- See also Signalling Connection Control Part
The Skinny Client Control Protocol (SCCP, or short Skinny) is a proprietary network terminal control protocol originally developed by Selsius Systems.
The SCCP technology is now owned and defined by Cisco Systems. SCCP is a lightweight protocol for session signaling with Cisco Unified Communications Manager (formerly called CallManager). SCCP is used to communicate between IP devices and Cisco Unified Communications Manager.  Examples of SCCP clients include the Cisco 7900 series of IP phones, Cisco IP Communicator softphone and the 802.11b wireless Wireless IP Phone 7920, along with Cisco Unity voicemail server. CallManager acts as a signaling proxy for call events initiated over other common protocols such as H.323, Session Initiation Protocol (SIP), ISDN and/or MGCP.
A SCCP client uses TCP/IP to communicate with one or more Call Manager applications in a cluster. It uses the Real-time Transport Protocol (RTP) over UDP-transport for the bearer traffic (real-time audio stream) with other Skinny clients or an H.323 terminal. SCCP is a stimulus-based protocol and is designed as a communications protocol for hardware endpoints and other embedded systems, with significant CPU and memory constraints.
Some Cisco Analog gateways, such as the VG248 gateway, register and communicate with Cisco Unified Communications Manager using SCCP.
Cisco acquired SCCP technology when it acquired Selsius Corporation in 1998. For this reason the protocol is also referred to in Cisco documentation as the Selsius Skinny Station Protocol. Another remnant of the origin of the Cisco IP phones is the default device name format for registered Cisco phones with CallManager. It is SEP, as in Selsius Ethernet Phone, followed by the MAC address. Cisco also has marketed a Skinny-based softphone called Cisco IP Communicator.

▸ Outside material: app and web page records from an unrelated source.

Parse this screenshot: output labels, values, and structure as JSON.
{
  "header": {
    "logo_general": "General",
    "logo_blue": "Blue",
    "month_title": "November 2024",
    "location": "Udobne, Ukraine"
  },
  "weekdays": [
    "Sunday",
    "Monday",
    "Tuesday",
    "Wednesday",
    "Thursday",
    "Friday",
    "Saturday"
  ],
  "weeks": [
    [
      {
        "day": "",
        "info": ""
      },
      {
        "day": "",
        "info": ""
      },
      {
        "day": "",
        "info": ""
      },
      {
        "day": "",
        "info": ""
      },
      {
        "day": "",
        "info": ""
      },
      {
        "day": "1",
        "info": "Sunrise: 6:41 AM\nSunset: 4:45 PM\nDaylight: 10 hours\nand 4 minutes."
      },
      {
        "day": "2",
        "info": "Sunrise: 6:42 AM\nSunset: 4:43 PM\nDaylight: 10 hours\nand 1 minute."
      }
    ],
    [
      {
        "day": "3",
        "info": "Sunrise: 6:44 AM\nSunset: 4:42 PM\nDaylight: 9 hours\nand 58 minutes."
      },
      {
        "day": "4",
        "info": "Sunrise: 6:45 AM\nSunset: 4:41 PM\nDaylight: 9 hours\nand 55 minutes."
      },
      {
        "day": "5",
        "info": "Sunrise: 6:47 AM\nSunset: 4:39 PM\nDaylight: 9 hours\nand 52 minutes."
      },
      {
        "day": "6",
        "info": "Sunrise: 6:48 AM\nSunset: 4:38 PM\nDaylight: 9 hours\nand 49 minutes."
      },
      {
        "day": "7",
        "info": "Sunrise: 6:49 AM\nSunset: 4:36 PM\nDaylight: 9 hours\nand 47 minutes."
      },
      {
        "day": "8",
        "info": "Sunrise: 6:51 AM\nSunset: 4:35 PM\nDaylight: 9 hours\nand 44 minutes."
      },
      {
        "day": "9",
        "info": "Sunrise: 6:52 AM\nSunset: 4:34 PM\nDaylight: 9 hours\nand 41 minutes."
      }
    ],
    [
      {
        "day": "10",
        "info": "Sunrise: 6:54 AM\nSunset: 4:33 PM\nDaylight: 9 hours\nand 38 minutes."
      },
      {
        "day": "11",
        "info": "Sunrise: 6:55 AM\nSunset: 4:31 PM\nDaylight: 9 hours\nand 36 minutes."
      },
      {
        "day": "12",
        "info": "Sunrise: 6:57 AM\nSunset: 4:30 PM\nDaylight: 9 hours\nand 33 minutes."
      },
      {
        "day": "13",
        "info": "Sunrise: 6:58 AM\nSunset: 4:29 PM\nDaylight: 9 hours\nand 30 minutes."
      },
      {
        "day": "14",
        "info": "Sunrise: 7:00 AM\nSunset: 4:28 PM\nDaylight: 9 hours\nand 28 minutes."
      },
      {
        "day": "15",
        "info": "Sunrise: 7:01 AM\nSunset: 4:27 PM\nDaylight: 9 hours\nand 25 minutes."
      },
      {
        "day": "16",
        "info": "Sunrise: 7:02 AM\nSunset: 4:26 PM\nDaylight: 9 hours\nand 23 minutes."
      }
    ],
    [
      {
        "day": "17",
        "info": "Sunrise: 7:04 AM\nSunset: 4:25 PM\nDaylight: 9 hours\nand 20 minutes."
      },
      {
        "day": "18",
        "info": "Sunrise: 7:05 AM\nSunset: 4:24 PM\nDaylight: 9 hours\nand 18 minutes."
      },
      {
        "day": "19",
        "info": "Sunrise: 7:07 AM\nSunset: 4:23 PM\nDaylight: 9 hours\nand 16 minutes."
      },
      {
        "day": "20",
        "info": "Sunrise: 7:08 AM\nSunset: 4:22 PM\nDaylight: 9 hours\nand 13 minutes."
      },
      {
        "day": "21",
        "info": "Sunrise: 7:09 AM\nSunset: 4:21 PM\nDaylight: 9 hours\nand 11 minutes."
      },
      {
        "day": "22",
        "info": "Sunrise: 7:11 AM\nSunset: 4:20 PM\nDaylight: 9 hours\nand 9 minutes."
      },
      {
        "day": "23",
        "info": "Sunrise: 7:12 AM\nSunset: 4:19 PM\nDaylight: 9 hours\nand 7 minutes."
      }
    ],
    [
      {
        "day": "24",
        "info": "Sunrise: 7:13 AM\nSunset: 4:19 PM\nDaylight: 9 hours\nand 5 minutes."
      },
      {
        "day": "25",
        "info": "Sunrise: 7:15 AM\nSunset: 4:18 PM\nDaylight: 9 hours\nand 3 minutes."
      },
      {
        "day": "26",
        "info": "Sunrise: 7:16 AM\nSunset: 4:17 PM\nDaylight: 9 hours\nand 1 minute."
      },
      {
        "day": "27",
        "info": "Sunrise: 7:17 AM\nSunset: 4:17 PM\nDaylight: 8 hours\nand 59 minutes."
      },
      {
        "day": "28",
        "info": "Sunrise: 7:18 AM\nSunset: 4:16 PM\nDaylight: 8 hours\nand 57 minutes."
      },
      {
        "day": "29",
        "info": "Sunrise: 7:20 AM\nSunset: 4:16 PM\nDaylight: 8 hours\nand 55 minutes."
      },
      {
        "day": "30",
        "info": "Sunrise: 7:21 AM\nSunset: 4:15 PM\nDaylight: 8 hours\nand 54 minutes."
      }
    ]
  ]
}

Other companies like Symbol Technologies, SocketIP, and Digium have implemented this protocol in VoIP Terminals (phones), Media Gateway Controllers, and Softswitches. An open source implementation is available in the Asterisk and FreeSWITCH systems. IPBlue markets a software phone (soft phone) which uses SCCP for signaling and emulates a Cisco 7960 hardware phone. The Cisco Unified Application Environment, the product acquired by Cisco when they purchased Metreos supports using SCCP to emulate Cisco 7960 hardware phones allowing applications to access all Cisco line-side features.